OTHER METHODS OF PREVENTION AND TREATMENTS
The goals of treating Afib are: to restore your heart rhythm to normal; to maintain a normal heart rhythm and prevent recurrence of the irregular rhythm; to protect against blood clots that lead to stroke. Three options are typically considered in the treatment of Afib.
Antiarrhythmic drugs can help control irregular heart rhythm, and anticoagulant drugs can help patients with Afib avoid blood clots and stroke. For some patients, drugs alone are a sufficient treatment.
Electrical cardioversion is a process in which the patient receives an electrical shock on the outside of the chest to “reset” the irregular heart rhythm back to normal.
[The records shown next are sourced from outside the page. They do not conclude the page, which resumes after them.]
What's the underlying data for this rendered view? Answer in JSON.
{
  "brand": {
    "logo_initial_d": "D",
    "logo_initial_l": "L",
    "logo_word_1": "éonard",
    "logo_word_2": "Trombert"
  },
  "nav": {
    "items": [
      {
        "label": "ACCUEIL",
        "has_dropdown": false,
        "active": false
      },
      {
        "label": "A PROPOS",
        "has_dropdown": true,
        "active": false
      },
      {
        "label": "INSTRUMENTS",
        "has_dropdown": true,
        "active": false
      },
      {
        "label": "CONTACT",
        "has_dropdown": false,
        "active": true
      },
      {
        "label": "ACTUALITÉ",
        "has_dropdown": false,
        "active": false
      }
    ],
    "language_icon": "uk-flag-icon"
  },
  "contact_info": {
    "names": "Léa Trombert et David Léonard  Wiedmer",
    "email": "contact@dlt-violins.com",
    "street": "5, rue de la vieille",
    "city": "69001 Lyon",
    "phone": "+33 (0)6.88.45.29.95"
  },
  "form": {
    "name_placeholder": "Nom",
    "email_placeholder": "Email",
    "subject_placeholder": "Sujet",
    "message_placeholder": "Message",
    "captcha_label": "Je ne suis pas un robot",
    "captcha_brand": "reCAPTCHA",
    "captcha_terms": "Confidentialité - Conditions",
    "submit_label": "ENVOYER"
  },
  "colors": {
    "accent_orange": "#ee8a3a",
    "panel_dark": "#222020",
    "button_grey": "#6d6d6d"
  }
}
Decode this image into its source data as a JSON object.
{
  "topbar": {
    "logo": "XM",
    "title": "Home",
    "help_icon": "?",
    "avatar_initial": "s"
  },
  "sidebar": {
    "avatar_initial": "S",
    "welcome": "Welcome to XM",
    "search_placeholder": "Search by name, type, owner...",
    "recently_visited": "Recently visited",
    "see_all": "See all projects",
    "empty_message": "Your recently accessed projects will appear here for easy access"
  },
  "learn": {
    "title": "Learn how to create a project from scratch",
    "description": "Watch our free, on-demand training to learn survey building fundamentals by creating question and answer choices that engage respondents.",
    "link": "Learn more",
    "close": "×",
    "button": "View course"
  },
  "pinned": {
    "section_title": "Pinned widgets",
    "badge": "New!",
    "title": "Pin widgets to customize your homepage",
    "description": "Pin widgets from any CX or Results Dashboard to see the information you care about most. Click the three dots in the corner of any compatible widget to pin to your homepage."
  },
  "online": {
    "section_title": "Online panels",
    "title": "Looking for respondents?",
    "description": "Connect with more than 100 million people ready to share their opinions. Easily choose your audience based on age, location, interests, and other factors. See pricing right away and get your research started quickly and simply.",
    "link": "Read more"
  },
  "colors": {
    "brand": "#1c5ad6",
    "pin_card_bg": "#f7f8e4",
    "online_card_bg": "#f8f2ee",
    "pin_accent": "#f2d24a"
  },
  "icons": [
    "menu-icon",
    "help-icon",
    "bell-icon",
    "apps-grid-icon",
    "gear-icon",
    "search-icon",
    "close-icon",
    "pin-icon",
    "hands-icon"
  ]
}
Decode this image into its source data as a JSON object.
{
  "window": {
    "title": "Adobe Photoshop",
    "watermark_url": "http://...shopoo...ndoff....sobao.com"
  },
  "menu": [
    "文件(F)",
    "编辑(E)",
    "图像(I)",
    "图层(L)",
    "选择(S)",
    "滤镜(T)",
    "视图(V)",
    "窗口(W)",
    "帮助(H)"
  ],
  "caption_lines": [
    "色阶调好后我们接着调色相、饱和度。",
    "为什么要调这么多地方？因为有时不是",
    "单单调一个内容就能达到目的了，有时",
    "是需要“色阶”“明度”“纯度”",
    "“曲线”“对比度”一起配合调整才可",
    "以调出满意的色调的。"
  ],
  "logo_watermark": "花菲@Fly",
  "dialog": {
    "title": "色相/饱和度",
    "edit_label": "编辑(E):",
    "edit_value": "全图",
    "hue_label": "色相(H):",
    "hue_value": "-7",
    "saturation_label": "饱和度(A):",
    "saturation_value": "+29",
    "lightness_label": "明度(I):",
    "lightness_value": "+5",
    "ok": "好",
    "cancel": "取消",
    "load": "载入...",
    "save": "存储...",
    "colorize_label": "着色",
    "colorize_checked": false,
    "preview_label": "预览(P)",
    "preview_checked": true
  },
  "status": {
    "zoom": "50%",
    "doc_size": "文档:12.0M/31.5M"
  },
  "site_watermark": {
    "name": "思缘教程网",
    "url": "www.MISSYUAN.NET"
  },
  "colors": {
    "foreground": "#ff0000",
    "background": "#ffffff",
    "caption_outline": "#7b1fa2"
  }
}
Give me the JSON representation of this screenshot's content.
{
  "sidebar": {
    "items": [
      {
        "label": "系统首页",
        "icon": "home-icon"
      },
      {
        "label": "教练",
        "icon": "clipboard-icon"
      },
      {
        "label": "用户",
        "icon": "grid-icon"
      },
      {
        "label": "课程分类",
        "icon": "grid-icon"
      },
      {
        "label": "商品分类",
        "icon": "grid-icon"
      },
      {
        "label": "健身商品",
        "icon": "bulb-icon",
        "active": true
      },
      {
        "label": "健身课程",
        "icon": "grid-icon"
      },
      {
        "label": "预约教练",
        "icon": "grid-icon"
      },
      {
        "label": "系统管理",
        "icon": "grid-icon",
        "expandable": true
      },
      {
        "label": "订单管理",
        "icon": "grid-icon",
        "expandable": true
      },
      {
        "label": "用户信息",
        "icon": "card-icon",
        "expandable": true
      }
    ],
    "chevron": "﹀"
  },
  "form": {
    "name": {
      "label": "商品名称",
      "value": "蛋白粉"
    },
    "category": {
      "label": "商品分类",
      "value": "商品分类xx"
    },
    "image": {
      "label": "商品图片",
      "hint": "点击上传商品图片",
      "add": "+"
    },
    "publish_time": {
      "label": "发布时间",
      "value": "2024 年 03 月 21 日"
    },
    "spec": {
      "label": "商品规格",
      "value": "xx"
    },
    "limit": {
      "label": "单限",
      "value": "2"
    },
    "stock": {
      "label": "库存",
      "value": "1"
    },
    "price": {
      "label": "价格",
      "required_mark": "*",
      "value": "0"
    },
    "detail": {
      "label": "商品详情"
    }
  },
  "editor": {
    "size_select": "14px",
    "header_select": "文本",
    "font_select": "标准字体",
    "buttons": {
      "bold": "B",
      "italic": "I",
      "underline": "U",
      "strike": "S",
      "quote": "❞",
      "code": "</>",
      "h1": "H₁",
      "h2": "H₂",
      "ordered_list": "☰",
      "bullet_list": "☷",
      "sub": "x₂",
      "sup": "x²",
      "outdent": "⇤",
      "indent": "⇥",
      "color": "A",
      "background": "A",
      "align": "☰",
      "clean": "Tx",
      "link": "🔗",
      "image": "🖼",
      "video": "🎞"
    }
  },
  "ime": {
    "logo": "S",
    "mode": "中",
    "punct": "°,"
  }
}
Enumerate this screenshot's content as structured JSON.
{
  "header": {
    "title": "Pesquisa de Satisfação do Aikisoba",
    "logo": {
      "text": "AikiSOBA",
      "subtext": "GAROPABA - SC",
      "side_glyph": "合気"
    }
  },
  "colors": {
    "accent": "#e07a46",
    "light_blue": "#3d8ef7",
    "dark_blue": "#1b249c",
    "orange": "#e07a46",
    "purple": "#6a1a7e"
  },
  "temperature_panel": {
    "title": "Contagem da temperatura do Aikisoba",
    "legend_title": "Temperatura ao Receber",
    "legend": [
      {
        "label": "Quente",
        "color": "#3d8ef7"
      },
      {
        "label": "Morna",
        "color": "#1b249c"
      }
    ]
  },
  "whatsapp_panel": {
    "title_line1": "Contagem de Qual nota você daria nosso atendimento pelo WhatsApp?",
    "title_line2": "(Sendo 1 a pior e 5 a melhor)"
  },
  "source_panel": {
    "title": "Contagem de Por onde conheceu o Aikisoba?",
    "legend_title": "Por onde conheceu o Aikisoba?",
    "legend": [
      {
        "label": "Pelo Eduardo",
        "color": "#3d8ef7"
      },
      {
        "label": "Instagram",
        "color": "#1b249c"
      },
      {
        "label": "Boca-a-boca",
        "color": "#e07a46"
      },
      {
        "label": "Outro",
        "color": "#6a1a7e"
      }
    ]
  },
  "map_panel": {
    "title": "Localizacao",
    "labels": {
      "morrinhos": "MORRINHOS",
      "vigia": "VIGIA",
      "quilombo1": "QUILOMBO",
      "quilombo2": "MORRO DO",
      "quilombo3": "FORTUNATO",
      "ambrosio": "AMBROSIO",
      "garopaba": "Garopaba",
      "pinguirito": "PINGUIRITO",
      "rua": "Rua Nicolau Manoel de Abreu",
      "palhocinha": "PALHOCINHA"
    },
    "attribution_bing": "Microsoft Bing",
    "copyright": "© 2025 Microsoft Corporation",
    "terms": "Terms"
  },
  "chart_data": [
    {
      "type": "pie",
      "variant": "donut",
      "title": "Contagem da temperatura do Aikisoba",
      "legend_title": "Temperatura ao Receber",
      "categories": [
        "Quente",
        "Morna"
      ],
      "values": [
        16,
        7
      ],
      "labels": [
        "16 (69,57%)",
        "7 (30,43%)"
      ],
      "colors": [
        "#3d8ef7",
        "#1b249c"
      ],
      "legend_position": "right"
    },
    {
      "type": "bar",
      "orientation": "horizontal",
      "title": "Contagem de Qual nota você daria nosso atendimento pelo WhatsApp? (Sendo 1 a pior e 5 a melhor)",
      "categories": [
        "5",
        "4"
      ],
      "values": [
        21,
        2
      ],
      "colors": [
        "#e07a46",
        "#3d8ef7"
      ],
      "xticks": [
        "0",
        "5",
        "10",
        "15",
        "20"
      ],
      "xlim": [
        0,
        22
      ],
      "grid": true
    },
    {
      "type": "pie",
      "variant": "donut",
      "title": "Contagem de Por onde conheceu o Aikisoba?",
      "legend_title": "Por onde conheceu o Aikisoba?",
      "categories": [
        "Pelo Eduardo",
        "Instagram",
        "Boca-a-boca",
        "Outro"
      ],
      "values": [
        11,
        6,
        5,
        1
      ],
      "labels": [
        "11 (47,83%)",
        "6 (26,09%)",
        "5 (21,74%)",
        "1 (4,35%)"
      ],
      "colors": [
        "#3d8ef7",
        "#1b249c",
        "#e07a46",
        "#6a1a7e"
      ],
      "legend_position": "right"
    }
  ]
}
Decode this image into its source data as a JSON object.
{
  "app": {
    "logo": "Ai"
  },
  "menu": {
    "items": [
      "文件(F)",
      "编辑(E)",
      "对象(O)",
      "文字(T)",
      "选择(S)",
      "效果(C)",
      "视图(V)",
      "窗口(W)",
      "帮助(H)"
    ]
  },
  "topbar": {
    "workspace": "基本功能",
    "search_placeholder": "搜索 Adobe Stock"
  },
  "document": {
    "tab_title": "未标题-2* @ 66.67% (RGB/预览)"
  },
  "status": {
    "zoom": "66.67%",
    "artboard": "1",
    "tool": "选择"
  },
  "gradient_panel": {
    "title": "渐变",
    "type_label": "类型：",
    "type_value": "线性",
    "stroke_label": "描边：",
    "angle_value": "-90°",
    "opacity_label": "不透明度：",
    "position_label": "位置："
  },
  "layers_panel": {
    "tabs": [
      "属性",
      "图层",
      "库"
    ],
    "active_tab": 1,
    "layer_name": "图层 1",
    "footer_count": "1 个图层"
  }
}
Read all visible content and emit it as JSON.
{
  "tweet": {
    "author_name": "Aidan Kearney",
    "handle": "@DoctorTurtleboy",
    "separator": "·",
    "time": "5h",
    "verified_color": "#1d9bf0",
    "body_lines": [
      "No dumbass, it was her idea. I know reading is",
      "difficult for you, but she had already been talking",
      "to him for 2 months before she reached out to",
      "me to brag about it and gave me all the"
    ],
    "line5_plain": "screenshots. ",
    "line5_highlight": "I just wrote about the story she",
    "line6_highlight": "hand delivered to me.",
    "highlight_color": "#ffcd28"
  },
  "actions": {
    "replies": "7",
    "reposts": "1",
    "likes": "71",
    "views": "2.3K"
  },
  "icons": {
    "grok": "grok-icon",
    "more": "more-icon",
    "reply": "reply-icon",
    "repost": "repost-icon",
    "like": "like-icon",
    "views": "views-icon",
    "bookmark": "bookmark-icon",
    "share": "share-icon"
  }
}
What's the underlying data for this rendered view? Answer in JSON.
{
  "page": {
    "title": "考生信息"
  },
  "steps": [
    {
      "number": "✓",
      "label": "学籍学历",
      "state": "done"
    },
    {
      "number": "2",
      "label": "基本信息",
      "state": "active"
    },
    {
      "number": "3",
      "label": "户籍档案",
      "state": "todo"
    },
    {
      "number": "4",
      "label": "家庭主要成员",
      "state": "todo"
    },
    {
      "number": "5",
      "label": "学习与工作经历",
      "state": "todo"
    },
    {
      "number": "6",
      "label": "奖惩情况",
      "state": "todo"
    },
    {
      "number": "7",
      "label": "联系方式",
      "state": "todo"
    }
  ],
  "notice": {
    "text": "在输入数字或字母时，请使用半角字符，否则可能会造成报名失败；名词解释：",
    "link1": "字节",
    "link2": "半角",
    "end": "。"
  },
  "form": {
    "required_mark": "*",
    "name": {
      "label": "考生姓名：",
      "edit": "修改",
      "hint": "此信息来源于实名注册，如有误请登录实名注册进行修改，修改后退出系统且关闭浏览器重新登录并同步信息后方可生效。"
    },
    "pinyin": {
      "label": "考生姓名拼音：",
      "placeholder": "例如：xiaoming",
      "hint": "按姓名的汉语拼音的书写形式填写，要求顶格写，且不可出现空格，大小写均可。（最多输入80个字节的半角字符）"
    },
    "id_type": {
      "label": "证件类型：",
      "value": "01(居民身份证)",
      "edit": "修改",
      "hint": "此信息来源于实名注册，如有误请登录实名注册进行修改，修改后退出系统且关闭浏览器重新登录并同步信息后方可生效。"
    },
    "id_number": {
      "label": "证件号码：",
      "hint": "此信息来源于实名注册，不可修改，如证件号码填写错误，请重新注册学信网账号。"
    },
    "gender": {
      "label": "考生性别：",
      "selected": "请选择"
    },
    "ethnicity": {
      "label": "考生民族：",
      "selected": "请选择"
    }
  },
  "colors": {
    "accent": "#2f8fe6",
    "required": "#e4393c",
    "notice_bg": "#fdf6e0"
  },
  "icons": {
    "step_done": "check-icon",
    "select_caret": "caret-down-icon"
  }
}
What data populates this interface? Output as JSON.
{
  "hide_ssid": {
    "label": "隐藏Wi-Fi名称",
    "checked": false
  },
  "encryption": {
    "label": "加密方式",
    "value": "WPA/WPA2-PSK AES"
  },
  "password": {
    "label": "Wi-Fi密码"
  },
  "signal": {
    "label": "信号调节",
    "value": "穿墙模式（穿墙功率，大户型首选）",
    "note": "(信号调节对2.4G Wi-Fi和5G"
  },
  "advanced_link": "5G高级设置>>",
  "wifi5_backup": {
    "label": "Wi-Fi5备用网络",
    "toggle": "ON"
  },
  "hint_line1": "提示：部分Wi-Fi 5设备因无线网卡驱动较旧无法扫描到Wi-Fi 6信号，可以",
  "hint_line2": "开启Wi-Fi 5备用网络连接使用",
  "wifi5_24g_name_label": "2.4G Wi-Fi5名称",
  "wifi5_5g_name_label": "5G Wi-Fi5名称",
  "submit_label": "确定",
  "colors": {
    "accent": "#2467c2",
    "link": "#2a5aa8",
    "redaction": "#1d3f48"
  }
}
Catheter ablation involves inserting a catheter (a narrow plastic tube) into a small incision at the patient’s thigh, neck or arm and gently guiding it to the heart. The catheter delivers radio waves, light waves, or intense cold to create scar tissue that helps stop erratic electrical signals originating in the pulmonary veins from traveling elsewhere in the heart.
These non-surgical procedures do not remove or close off the left atrial appendage (LAA) that may be contributing to the irregular heart rhythm of Afib.
The third option is a kind of surgery called a maze procedure. There are several variations of the maze procedure; all involve the surgeon closing or removing the LAA and using a series of small incisions—or the application of energy—to create carefully located scarring on the heart. The scars interfere with the transmission of electrical impulses.
One type of maze procedure has long been considered the “gold standard” for treating Afib, but all are complex open-chest surgeries.
1 Onalan O, Crystal E. Left atrial appendage exclusion for stroke prevention in patients with nonrheumatic atrial fibrillation. Stroke. 2007;38(suppl 2):624-630. doi:10.1161/01.STR.0000250166.06949.95.
2 Lakkireddy D, Mahankali AS, Kanmanthareddy A, et al. Left atrial appendage ligation and ablation for persistent atrial fibrillation (The LAALA-AF Registry). JACCCEP. 2015;1(3):153-160.
3 Sievert H, Rasekh A, Bartus K, et al. Left atrial appendage ligation in nonvalvular atrial fibrillation patients at high risk for embolic events with ineligibility for oral anticoagulation. JACCCEP. 2015:1(6):465-474.